[DATASET RECORDS]

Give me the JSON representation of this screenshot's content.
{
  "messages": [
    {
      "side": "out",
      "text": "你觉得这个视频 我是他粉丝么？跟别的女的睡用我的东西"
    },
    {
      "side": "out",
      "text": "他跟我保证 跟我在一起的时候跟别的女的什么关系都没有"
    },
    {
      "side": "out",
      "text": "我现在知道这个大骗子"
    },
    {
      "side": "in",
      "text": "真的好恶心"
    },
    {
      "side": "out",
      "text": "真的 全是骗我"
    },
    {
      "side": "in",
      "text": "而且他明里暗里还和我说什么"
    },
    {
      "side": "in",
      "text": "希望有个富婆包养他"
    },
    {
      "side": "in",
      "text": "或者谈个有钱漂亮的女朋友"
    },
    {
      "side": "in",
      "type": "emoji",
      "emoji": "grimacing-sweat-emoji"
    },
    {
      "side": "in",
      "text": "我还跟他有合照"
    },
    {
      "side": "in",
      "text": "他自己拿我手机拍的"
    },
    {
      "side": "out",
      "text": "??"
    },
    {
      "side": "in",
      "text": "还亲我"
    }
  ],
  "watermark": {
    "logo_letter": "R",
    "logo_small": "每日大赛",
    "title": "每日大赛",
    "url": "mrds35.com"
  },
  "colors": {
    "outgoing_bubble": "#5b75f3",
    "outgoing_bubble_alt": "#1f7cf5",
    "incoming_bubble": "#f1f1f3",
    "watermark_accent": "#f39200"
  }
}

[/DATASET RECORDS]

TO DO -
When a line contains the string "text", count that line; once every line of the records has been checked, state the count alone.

WRITTEN ANSWER -
12